The shooting fun derived from 40 boxes of that ammo is worth that price. But remember, the older it gets, the harder it will be to sell it to shooters at any kind of good (for Toad) price. Will collectors pay big bucks for a full box someday? Maybe, if there are any left in our shrinking community. But he will have to find 40 of them! The question is, could he make a better investment than to hang onto a full case of that for years? I think so.

John Moss


Ok guys, thanks! This is the info I’ve needed.
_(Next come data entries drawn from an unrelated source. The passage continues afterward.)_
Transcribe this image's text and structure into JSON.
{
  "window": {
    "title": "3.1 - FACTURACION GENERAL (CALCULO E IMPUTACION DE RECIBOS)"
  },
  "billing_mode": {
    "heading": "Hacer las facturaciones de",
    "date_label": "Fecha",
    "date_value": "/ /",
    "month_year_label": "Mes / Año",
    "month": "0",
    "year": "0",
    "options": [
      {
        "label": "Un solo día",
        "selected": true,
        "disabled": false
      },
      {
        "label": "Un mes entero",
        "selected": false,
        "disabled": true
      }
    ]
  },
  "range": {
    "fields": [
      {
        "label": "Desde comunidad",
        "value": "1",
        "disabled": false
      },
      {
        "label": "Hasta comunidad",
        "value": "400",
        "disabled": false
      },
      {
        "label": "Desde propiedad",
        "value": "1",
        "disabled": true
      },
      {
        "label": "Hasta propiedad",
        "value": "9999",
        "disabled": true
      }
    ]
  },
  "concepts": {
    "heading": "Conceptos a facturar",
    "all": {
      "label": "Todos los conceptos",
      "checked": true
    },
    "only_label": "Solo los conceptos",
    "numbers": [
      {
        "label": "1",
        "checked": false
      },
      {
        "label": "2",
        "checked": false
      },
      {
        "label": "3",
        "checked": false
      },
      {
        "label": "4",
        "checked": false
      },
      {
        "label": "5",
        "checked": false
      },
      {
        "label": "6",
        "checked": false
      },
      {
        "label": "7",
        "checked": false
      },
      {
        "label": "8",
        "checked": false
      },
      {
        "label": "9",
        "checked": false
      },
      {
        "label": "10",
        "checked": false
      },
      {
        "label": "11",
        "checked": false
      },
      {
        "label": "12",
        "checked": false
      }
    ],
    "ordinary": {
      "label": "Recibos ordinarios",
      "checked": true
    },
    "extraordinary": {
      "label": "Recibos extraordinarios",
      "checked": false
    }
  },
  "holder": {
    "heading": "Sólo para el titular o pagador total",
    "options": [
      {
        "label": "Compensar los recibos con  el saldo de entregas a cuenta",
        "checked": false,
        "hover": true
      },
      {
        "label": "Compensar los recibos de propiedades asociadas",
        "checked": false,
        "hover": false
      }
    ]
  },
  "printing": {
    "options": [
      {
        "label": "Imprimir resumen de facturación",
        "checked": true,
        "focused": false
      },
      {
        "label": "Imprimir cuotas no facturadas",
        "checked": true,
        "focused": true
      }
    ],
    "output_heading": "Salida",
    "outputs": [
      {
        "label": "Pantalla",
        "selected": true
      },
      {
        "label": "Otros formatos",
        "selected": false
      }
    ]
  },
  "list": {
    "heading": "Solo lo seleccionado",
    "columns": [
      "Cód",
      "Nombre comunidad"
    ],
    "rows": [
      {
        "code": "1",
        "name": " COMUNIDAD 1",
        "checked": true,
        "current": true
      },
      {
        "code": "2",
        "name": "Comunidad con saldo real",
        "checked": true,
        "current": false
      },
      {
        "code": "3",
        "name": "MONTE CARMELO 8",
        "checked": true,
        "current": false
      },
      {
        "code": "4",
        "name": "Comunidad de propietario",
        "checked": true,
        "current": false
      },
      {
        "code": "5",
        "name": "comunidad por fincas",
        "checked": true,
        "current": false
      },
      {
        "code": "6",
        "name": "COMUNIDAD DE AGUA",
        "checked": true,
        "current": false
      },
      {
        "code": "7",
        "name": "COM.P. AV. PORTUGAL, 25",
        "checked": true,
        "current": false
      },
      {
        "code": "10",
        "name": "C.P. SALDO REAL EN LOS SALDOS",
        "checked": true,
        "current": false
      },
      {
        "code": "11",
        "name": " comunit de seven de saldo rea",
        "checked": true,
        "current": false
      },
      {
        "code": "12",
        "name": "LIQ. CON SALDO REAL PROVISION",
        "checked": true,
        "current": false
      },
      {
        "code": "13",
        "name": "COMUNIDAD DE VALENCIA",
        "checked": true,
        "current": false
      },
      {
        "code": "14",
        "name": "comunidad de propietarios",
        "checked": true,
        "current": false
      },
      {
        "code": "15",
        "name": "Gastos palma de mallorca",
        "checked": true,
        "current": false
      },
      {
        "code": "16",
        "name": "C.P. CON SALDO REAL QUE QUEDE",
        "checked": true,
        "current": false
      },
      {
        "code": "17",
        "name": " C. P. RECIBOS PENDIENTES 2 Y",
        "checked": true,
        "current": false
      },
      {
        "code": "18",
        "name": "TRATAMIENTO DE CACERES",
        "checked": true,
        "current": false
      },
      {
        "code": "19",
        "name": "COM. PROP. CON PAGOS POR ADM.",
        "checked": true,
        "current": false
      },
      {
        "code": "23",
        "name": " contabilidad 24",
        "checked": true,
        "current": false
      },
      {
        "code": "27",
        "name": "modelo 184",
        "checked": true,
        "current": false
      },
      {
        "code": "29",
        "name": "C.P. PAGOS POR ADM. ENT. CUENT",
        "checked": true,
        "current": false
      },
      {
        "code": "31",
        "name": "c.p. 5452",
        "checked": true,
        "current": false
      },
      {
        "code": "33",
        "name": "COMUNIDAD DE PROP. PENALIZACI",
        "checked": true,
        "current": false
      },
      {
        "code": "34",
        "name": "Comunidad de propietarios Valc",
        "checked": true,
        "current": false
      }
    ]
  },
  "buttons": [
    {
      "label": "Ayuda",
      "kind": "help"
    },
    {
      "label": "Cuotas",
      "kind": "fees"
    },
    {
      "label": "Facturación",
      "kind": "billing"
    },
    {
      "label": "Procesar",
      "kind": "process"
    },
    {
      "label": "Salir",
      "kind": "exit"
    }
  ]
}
First, I’m an old dude; when this ammo was new on the shelf, I was 18 years old and had been shooting for years. :) I still enjoy shooting. I’ve got a lovely S&W Model 10 that was owned by the Chief of Guards at the Federal Reserve in KC back when this ammo was new. He was a competition shooter and was VERY good. He had this revolver well tuned. I love to shoot it, it’s smooth as glass. So, I am sure it will enjoy shooting this ammo, as I will.

Randy, I’d have NEVER figured that out! Thanks much!

Ray, I probably will save 4-5 boxes for posterity out of the 40 in the case. One for each son and one each for each grandchild and a spare for a later grandchild!

Once again, the help has been greatly appreciated. It makes the decision easy! I love the smell of burnt powder!



I think you made the right decision.

Now, here’s what will actually happen. You’ll live to be 95 and that ammo will be worth 500 a box. You will tell everyone,[i] "Dagnabit, I can remember when I had 40 boxes of that stuff and I shot most of it. #@%&*%@.[/i]

Been there , done that. ;) ;)



Yeah, I’m sure that will happen…if I live that long. I kinda rode this life hard and put it up wet a lot of times.

Probably it’ll be my sons saying “I remember Dad shooting up a ton of that stuff just for the heck of it!” :)


There is nothing wrong in shooting any ammo for the heck of it. Every one you shoot makes the rest that little bit rarer.
But seriously 1969 .38 Special is never going to be that rare.